An integrated approach  

The most effective removal treatment in a project in Eldorado Forest in the Sierra Nevada foothills was found to be cutting shrubs in September and October, allowing cut shrubs to dry on site, and then burning dried shrubs in late May and early June. This killed any resprouts and most of the seed within the top <1 in (2 cm) of the soil. Seeds within <1.6 in (4 cm) of the surface were scarified by heat, germinated within two weeks, and died during the summer drought period. This reduced the amount of seed in the soil by 97 percent. Although some seed remained below >2 in (>6 cm) in ant nests, the reduction in the seedbank significantly decreased the need for chemical or hand removal of new seedlings in succeeding years. Follow-up monitoring and treatment using this same combination of methods in a coastal area of Redwood National Park reduced the seedbank by only 52 percent and did not significantly reduce the time spent in follow-up control. The moister climate decreased the efficacy of this removal combination at the Redwood National Park site (Bossard 1991a, 1993, and unpubl. data).

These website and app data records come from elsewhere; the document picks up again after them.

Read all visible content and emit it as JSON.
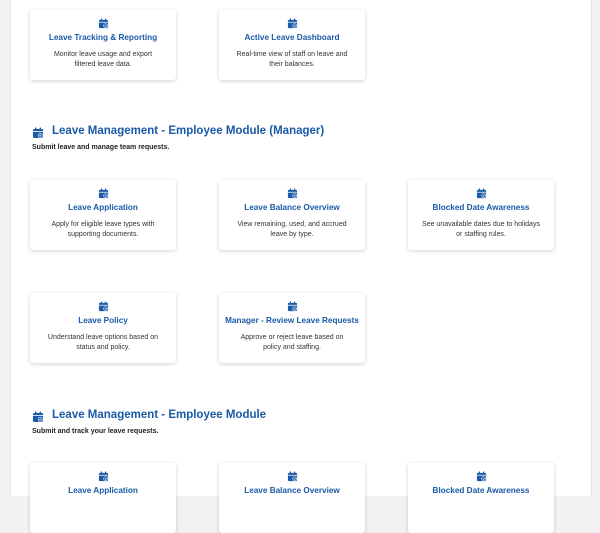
{
  "top_cards": [
    {
      "title": "Leave Tracking & Reporting",
      "desc": "Monitor leave usage and export filtered leave data."
    },
    {
      "title": "Active Leave Dashboard",
      "desc": "Real-time view of staff on leave and their balances."
    }
  ],
  "sections": [
    {
      "title": "Leave Management - Employee Module (Manager)",
      "subtitle": "Submit leave and manage team requests.",
      "icon": "calendar-check-icon",
      "cards": [
        {
          "title": "Leave Application",
          "desc": "Apply for eligible leave types with supporting documents."
        },
        {
          "title": "Leave Balance Overview",
          "desc": "View remaining, used, and accrued leave by type."
        },
        {
          "title": "Blocked Date Awareness",
          "desc": "See unavailable dates due to holidays or staffing rules."
        },
        {
          "title": "Leave Policy",
          "desc": "Understand leave options based on status and policy."
        },
        {
          "title": "Manager - Review Leave Requests",
          "desc": "Approve or reject leave based on policy and staffing."
        }
      ]
    },
    {
      "title": "Leave Management - Employee Module",
      "subtitle": "Submit and track your leave requests.",
      "icon": "calendar-check-icon",
      "cards": [
        {
          "title": "Leave Application"
        },
        {
          "title": "Leave Balance Overview"
        },
        {
          "title": "Blocked Date Awareness"
        }
      ]
    }
  ],
  "colors": {
    "accent": "#1a5aa8",
    "background": "#f2f2f2",
    "card": "#ffffff"
  }
}
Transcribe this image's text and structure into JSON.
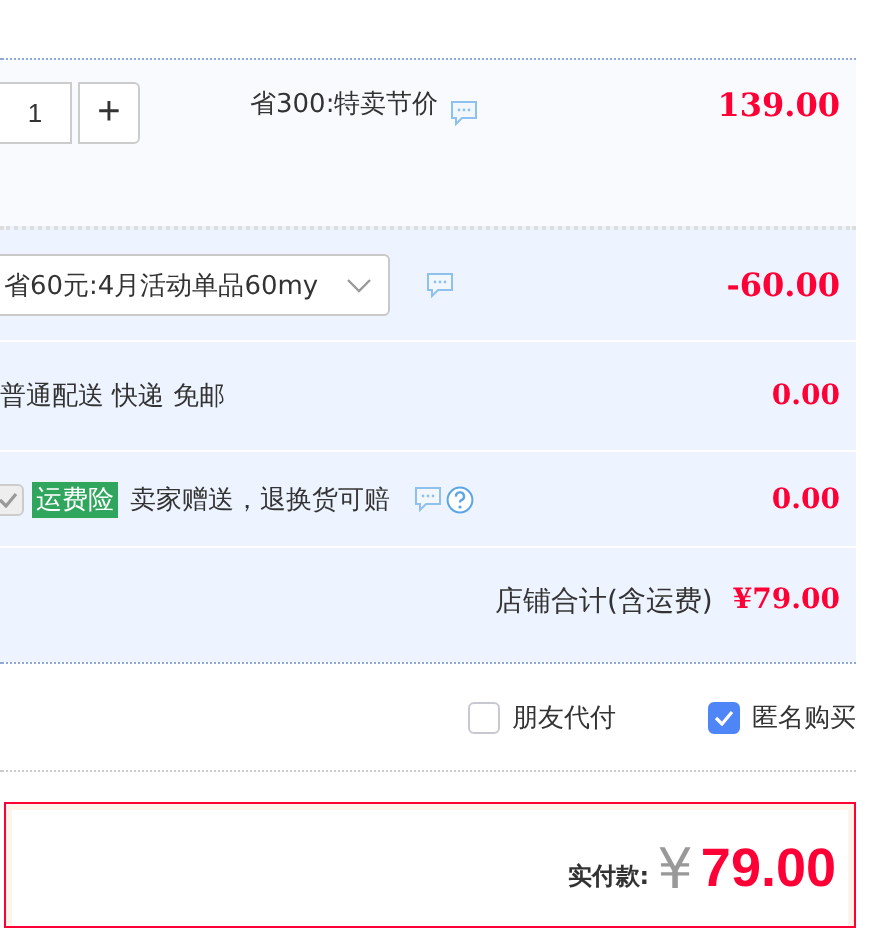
{
  "item": {
    "quantity": "1",
    "plus": "+",
    "promo": "省300:特卖节价",
    "price": "139.00"
  },
  "discount": {
    "value": "省60元:4月活动单品60my",
    "amount": "-60.00"
  },
  "shipping": {
    "text": "普通配送 快递 免邮",
    "amount": "0.00"
  },
  "insurance": {
    "checked": true,
    "disabled": true,
    "tag": "运费险",
    "text": "卖家赠送，退换货可赔",
    "amount": "0.00"
  },
  "subtotal": {
    "label": "店铺合计(含运费)",
    "amount": "¥79.00"
  },
  "options": [
    {
      "label": "朋友代付",
      "checked": false
    },
    {
      "label": "匿名购买",
      "checked": true
    }
  ],
  "payment": {
    "label": "实付款:",
    "currency": "¥",
    "amount": "79.00"
  }
}
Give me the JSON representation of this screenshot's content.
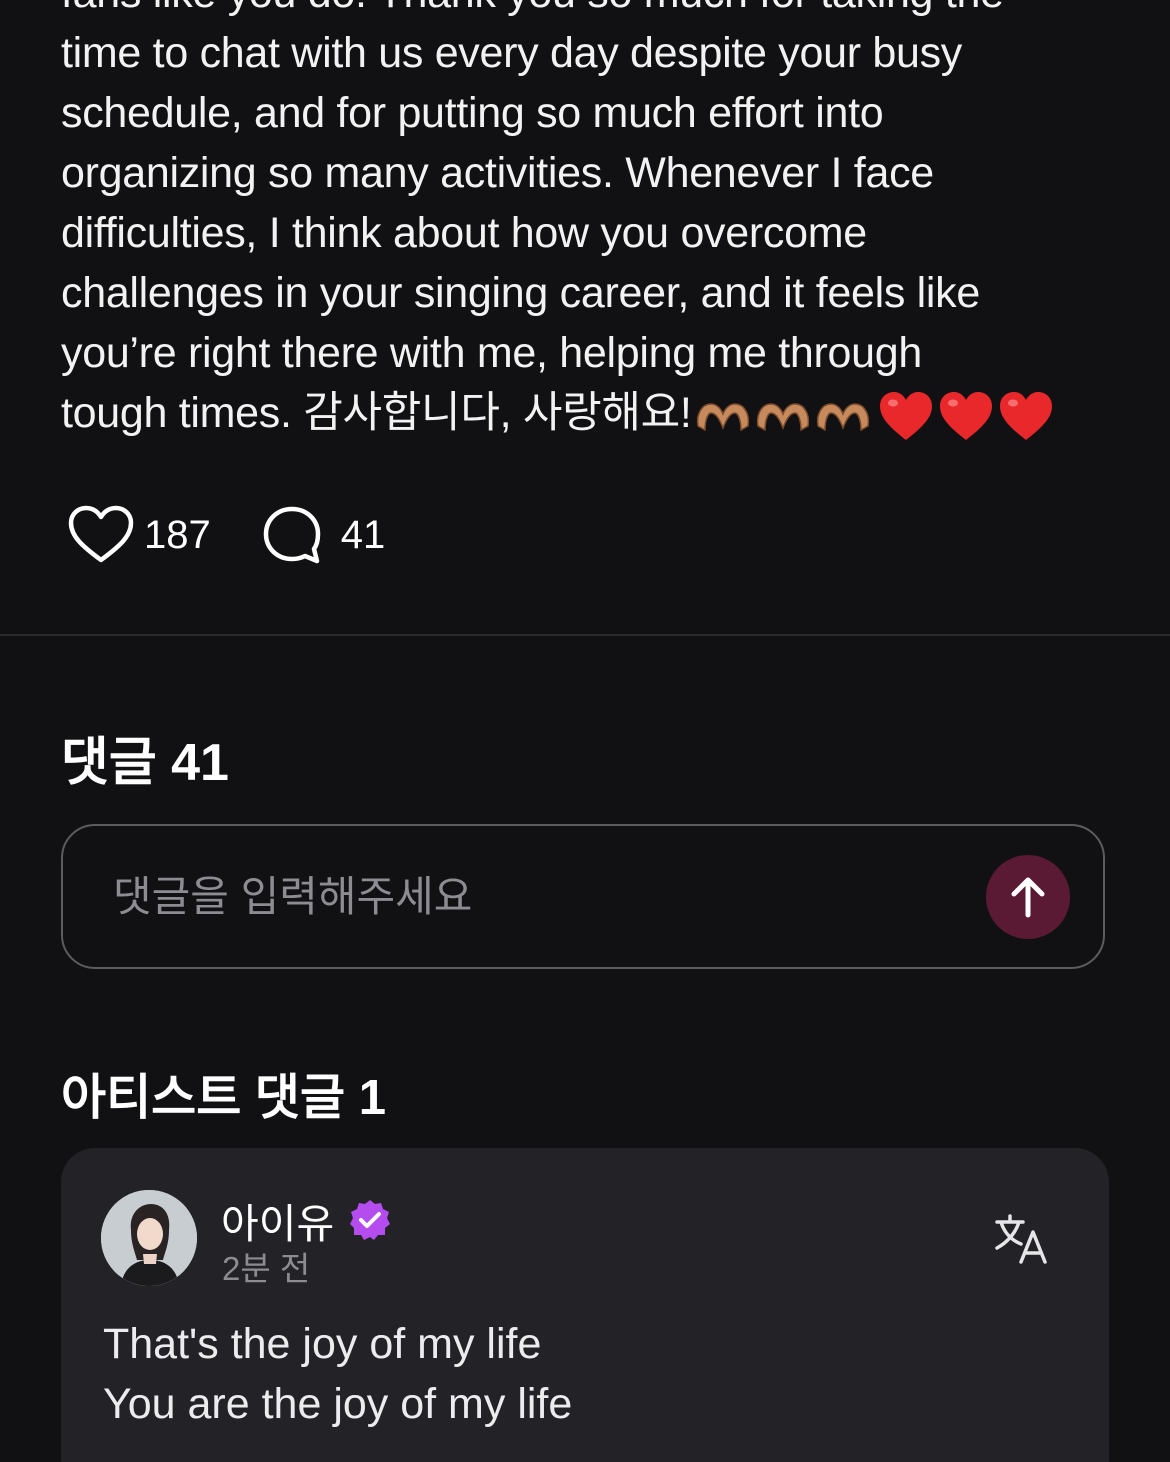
{
  "post": {
    "lines": [
      "fans like you do. Thank you so much for taking the",
      "time to chat with us every day despite your busy",
      "schedule, and for putting so much effort into",
      "organizing so many activities. Whenever I face",
      "difficulties, I think about how you overcome",
      "challenges in your singing career, and it feels like",
      "you’re right there with me, helping me through",
      "tough times. 감사합니다, 사랑해요!"
    ],
    "emojis": [
      "heart-hands",
      "heart-hands",
      "heart-hands",
      "red-heart",
      "red-heart",
      "red-heart"
    ],
    "likes": "187",
    "comments": "41"
  },
  "comments_section": {
    "title": "댓글 41",
    "input_placeholder": "댓글을 입력해주세요",
    "send_icon": "arrow-up-icon",
    "send_color": "#5a1a33"
  },
  "artist_section": {
    "title": "아티스트 댓글 1",
    "comment": {
      "name": "아이유",
      "verified_color": "#b54cf0",
      "time": "2분 전",
      "lines": [
        "That's the joy of my life",
        "You are the joy of my life"
      ],
      "translate_icon": "translate-icon"
    }
  },
  "colors": {
    "background": "#111113",
    "card": "#232327",
    "muted_text": "#8b8b90"
  }
}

Because of broom’s seedbank, monitoring removal sites to locate and kill new seedlings is essential. Location and retreatment of resprouts is also imperative. If any single removal technique is used the site should be examined once a year, when seed germination ends in late spring, for five to ten years. Using the combined removal treatments, monitoring should occur late spring, yearly, for the first two years then again the fourth and sixth year after removal.